What are the biggest mistakes property investors make?
Property has long been seen as an asset that is “as safe as houses.” Yes, there is the occasional blip in the market, but generally property is an asset that continues to appreciate.
According to Land Registry Data, the average price of UK property has almost trebled, from £76,000 to £227,000, over the last 20 years. So it’s no surprise that property, particularly buy-to-let, has become an integral part of many investor’s portfolio, if not their sole focus.
A report written in 2015, for example, showed that over an 18-year period buy-to-let exceeded every other major asset. Between 1996, when BTL mortgages were introduced, and when the report was written net annual returns averaged at 16.2 per cent, compared to a lower average return of 6.2 per cent on UK equities.
But not everyone who has ever invested in property has seen those returns.

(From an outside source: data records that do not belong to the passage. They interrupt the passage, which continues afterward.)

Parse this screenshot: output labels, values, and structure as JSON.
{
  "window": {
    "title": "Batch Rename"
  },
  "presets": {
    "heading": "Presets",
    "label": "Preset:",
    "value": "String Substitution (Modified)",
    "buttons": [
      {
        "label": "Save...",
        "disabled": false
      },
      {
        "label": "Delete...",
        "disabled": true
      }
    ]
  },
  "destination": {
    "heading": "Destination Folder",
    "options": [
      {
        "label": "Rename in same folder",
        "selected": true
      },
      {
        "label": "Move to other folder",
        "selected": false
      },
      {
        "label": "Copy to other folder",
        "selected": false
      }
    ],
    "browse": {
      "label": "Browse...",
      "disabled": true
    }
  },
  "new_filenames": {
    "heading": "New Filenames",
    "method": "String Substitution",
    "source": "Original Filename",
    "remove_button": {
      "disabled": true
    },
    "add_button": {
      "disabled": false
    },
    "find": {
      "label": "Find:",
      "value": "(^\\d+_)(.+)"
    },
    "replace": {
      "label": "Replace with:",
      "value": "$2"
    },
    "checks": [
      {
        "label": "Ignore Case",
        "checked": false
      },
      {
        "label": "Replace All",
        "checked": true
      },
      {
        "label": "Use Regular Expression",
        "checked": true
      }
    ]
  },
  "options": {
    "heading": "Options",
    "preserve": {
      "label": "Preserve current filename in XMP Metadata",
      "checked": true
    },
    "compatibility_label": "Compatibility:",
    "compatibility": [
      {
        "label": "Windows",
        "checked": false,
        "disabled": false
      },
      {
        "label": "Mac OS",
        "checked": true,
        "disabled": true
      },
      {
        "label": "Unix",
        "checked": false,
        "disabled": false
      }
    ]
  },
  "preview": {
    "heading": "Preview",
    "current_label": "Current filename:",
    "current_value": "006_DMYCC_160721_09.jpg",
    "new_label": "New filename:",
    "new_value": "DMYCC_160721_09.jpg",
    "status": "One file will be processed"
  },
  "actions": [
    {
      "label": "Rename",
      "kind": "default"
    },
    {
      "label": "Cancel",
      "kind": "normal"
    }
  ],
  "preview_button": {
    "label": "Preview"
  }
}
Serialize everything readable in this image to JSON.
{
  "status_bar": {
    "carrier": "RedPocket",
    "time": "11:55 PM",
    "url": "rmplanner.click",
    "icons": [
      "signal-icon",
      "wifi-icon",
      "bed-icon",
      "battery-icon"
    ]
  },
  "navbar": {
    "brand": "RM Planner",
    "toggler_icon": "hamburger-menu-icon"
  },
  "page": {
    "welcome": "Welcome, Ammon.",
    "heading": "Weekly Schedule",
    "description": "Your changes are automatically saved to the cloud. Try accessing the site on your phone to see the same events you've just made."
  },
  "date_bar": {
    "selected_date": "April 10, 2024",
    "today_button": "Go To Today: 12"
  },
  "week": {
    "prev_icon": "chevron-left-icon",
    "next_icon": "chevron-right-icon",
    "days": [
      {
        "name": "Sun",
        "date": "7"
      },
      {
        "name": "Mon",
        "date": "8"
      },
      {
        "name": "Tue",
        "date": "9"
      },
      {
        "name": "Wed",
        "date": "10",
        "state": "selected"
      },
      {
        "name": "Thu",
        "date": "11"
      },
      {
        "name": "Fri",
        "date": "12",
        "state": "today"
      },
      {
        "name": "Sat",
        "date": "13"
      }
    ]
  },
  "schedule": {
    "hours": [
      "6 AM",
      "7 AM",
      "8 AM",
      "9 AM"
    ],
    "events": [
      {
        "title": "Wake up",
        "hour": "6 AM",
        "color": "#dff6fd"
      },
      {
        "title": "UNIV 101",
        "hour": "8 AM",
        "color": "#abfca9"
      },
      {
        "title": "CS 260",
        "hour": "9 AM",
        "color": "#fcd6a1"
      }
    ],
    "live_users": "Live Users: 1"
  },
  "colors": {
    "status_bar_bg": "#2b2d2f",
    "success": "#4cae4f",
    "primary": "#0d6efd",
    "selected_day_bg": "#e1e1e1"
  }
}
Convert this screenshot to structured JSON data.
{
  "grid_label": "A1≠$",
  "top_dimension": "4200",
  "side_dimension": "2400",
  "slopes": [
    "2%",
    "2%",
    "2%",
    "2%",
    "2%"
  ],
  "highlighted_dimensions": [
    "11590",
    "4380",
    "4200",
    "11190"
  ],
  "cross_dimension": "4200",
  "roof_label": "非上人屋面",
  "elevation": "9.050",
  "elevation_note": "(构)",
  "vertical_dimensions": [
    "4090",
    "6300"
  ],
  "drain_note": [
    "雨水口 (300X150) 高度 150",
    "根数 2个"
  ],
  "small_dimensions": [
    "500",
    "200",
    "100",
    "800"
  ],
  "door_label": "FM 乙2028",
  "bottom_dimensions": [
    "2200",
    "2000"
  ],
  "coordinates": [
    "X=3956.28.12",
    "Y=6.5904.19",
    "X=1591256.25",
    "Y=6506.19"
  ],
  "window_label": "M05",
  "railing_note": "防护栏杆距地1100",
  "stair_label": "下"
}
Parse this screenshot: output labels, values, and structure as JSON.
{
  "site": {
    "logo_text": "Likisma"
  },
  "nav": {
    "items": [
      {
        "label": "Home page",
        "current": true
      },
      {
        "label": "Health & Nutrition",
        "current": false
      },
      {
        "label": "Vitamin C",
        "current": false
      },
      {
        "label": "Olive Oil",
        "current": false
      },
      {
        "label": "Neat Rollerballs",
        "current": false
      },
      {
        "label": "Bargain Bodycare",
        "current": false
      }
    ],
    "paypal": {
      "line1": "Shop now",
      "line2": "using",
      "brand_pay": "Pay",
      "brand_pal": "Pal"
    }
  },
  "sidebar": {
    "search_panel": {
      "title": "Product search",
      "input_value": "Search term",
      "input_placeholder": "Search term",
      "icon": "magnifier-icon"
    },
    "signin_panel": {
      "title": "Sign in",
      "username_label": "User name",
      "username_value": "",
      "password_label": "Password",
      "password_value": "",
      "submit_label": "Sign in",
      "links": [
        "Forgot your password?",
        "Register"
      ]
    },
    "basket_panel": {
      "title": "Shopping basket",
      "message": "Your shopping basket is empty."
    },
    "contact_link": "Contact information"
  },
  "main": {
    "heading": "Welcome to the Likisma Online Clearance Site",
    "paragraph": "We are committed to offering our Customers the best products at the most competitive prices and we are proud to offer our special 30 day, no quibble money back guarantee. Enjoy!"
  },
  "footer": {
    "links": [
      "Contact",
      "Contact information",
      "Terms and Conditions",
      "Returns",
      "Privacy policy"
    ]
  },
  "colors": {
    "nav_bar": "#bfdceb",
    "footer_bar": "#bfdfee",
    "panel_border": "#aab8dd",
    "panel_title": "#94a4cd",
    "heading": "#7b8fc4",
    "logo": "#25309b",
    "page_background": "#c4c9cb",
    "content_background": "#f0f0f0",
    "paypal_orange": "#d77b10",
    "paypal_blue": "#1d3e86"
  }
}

Many inexperienced investors had their buy-to-let fingers burnt following the financial crisis.
Cheap credit disappeared practically overnight and short term falls in house prices meant many were left in negative equity.
But while financial shocks, and the whim of governments, are impossible to predict having a strong understanding of the market you are investing in and being prepared for the unexpected is highly important.
So why and where do so many property investors go wrong?
You don’t focus on a niche
Property investment and development comes in many forms. You could buy a piece of land, and build property from scratch, to then sell at a profit. You could buy a property that has seen better days, give it some care and attention and then sell it on or rent it out.
As a landlord there also a number of options. You may let your property as a house of multiple occupation, to students or professionals. Or you may target family tenants.
However, each of these approaches requires a very different set of skills and knowledge. From a buy-to-let perspective, renting to a family is very different to renting to students– whether that’s the facilities that they expect the property to have or in marketing the availability of the property.
By focussing on a specific niche it means that you can continually refine your development and investment process. As the saying goes, a jack of all trades typically means a master of none.
You don’t target a specific type of tenant
The bane of a landlord’s life and business are vacant periods, where they are not generating any rental income. To avoid this is to understand the needs of your tenant. And different tenants will have different needs.
If you are renting to students, they are more likely to require a furnished property than a family. Likewise, students are more likely to require a property that is close to their university while accessible transport links, or proximity to the town centre may be more important to young professionals.
By buying a property to “rent out”, without actually considering who you are going to rent it to, will seriously affect your chances of generating a steady income. By knowing the exact requirements of your tenant beforehand you can then purchase, develop and furnish a property to meet those needs.
You haven’t done your research
A popular perception of property investment is that you buy, charge a level of rent that covers the mortgage, with profit on top, and then cash in when you sell several years or decades later. Or simply find a neglected building, renovate it and sell at a profit within a few months.
But as many have discovered to their cost, it’s not quite that simple.
Without thorough research or experience, it’s easy to overspend on renovations and underestimate how long it will take. Then you find the work hasn’t added as much value as you were hoping and you’d forgotten to factor in the costs involved in selling a property.
Likewise, when buying a BTL property many simply calculate the returns they’ll be generating based on rent to mortgage payments. Once vacant periods, ongoing maintenance and property management costs are factored in the profit margin doesn’t look quite as rosy, if it’s there at all.
You let your emotions get the better of you
Buying an investment property is very different to buying a home to live in. When buying a family home emotion plays an integral part in the buying decision. There is no explanation for it – you find a property that immediately connects with you, where you can imagine you and your family growing up.
Which means you are prepared to overlook the fact that it isn’t quite as close to the town centre as you’d like. And although it’s slightly out of your budget range you can stretch your finances a little further than you intended to.
Which is exactly the way NOT to approach a property investment. You, hopefully, will be spending as little time there as possible. And you want to make sure that once the purchase, and any refurbishment is complete, that you can sell or rent to your target tenant or buyer as soon as possible and well within budget. So if it doesn’t tick those boxes, then you should immediately walk away.
You don’t realise there are alternatives methods of investing in property
Unfortunately, it’s not quite as easy for amateur investors to reap the rewards from property as has been in the past. As we have mentioned, buy-to-let in particular has become a financial and legislative minefield in recent years.
However, it is still possible to generate handsome returns from property by investing in experienced property development companies. By investing in a reputable property investment firm you can receive the benefits without the headaches.
At Lord Panda Property, for example, our years of experience mean that we perfectly understand the needs of student tenants. We know exactly what to look for when purchasing new property to ensure we immediately increase value and have built a highly effective team that can carry out renovations on time and within budget.
So while we freely admit that we have made some, if not all, of the above mistakes in the past we have learnt from them.
Having refined our process over many years we now have occupancy rates of more than 98% across our BTL portfolio and consistently generate returns of up to 10% for our investors.